§ **Listed records**
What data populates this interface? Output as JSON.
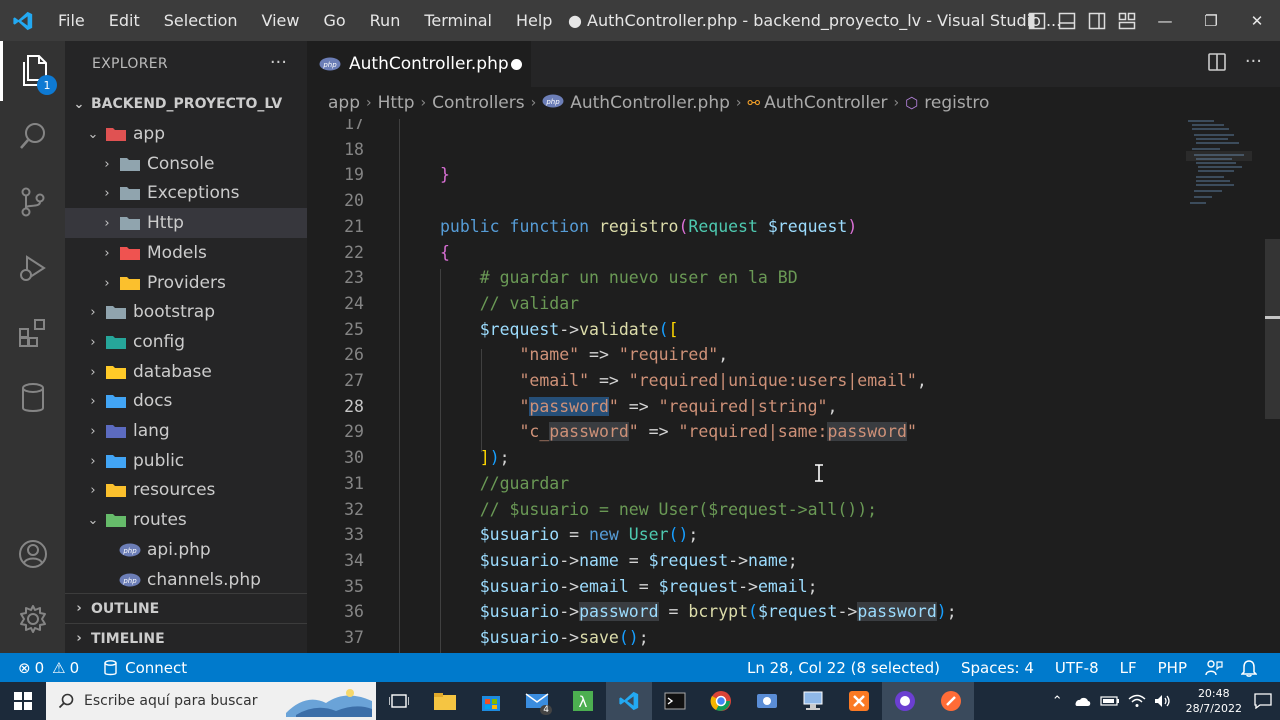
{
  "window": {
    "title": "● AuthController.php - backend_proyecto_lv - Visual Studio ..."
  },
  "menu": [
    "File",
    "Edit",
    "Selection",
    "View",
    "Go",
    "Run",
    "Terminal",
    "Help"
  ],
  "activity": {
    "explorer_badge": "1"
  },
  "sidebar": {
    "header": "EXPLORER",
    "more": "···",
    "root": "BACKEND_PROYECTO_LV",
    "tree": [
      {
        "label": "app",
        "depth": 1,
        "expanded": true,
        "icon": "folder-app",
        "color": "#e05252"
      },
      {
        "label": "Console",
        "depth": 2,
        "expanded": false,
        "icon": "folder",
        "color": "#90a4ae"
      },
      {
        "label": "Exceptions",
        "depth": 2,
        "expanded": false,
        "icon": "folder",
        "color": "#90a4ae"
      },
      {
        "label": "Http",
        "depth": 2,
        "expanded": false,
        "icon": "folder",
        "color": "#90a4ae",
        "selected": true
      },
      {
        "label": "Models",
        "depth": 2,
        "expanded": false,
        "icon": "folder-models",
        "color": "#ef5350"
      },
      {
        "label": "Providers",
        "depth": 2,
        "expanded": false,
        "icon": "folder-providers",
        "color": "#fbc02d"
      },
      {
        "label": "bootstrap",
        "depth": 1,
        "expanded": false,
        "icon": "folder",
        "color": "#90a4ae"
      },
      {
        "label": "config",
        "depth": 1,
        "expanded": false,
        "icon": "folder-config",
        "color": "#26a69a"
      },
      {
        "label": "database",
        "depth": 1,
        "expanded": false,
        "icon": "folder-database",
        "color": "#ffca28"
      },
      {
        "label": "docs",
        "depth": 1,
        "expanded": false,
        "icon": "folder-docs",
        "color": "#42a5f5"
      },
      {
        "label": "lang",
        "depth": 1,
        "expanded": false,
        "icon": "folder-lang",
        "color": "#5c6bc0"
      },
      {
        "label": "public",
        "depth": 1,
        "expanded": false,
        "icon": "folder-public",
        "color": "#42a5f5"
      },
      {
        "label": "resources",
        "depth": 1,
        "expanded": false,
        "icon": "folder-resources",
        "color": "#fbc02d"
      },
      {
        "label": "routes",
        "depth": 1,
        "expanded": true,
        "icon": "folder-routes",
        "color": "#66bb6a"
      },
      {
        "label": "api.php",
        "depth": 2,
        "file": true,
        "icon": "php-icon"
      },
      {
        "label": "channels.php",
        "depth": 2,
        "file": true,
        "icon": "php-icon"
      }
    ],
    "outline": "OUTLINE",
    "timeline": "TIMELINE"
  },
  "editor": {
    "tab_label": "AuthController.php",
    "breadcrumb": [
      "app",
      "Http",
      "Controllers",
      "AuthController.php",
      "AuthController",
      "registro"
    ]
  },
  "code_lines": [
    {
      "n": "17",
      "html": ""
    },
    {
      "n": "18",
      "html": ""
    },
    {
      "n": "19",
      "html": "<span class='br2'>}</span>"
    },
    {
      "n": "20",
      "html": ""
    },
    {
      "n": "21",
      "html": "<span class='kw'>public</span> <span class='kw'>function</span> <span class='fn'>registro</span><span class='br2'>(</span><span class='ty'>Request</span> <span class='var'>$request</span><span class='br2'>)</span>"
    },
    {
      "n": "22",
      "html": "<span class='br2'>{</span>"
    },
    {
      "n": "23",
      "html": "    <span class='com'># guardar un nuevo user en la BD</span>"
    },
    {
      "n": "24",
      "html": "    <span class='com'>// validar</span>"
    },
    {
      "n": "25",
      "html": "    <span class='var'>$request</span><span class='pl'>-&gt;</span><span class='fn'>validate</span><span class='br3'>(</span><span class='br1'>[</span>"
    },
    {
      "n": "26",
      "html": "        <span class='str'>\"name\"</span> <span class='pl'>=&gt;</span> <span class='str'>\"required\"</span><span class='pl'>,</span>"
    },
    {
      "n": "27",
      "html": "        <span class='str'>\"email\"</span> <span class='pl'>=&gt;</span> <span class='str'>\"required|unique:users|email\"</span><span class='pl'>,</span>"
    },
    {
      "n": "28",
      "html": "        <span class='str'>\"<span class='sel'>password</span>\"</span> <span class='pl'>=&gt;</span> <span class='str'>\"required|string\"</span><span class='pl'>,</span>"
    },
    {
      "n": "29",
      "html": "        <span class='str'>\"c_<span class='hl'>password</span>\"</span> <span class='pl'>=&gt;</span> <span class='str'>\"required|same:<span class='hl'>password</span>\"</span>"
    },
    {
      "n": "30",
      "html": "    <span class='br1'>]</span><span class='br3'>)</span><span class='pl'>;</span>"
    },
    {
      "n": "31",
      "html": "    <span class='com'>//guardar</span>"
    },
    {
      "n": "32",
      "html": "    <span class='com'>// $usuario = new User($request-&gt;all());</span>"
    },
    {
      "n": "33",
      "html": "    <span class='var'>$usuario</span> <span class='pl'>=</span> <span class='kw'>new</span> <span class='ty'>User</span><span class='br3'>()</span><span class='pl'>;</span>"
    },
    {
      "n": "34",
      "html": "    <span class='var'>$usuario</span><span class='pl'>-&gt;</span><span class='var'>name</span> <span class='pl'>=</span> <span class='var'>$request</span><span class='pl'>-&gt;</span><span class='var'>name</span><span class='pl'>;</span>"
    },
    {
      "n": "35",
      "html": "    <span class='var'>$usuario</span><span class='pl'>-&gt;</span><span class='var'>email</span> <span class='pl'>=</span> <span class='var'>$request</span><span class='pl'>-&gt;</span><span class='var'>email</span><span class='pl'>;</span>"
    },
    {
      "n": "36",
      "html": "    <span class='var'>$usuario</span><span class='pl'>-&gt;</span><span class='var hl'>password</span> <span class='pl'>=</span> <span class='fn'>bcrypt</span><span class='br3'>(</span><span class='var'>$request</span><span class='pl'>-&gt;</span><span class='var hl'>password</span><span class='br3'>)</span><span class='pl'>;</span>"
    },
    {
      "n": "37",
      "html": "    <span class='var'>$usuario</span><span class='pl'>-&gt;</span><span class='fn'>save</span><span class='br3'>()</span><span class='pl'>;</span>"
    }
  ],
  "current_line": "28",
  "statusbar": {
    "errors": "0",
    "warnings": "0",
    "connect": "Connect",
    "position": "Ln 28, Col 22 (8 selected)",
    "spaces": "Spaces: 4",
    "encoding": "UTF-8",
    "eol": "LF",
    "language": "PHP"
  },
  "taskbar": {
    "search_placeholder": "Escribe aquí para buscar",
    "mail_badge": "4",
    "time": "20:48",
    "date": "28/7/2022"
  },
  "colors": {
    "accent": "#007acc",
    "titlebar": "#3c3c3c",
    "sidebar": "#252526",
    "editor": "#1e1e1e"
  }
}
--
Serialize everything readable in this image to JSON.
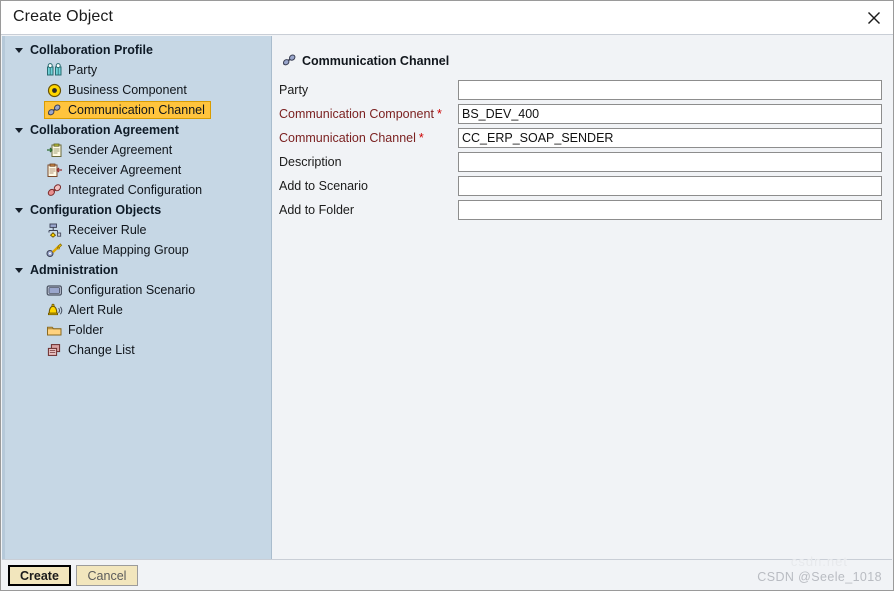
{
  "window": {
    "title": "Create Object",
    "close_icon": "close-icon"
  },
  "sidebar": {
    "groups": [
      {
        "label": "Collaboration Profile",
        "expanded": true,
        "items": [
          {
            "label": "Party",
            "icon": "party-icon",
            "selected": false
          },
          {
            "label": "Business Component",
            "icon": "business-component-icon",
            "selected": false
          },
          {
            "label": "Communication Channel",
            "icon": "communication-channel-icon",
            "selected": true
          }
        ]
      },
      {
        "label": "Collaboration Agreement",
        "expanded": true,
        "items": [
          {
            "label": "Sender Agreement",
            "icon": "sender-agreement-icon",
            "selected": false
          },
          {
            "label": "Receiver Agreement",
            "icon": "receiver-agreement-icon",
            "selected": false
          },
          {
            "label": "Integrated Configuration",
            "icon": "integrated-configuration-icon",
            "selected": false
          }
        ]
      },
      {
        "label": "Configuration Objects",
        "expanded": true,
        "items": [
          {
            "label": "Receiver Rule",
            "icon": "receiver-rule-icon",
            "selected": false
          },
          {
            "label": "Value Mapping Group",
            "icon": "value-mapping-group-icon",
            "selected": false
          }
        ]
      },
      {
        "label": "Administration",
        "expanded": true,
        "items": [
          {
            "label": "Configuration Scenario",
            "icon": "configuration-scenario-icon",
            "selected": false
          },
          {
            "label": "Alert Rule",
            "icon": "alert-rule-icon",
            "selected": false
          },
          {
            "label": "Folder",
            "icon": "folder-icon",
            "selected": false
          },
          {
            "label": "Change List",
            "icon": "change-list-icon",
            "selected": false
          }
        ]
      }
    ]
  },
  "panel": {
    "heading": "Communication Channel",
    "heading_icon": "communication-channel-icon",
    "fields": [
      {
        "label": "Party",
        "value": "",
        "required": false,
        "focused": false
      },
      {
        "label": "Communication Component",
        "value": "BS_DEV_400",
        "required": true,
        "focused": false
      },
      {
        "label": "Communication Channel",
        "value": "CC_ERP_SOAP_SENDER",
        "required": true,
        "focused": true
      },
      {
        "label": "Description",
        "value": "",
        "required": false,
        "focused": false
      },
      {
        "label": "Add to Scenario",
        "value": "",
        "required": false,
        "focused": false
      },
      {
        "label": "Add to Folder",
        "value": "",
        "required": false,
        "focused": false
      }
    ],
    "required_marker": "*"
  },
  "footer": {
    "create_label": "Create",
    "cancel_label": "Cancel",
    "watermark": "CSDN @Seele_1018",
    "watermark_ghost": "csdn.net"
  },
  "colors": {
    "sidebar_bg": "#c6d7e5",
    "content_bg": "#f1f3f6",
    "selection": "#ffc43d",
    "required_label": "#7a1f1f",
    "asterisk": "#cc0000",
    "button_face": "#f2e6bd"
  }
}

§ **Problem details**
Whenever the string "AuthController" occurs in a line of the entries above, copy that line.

§ **Result of the exercise**
    "title": "● AuthController.php - backend_proyecto_lv - Visual Studio ..."
    "tab_label": "AuthController.php",
      "AuthController.php",
      "AuthController",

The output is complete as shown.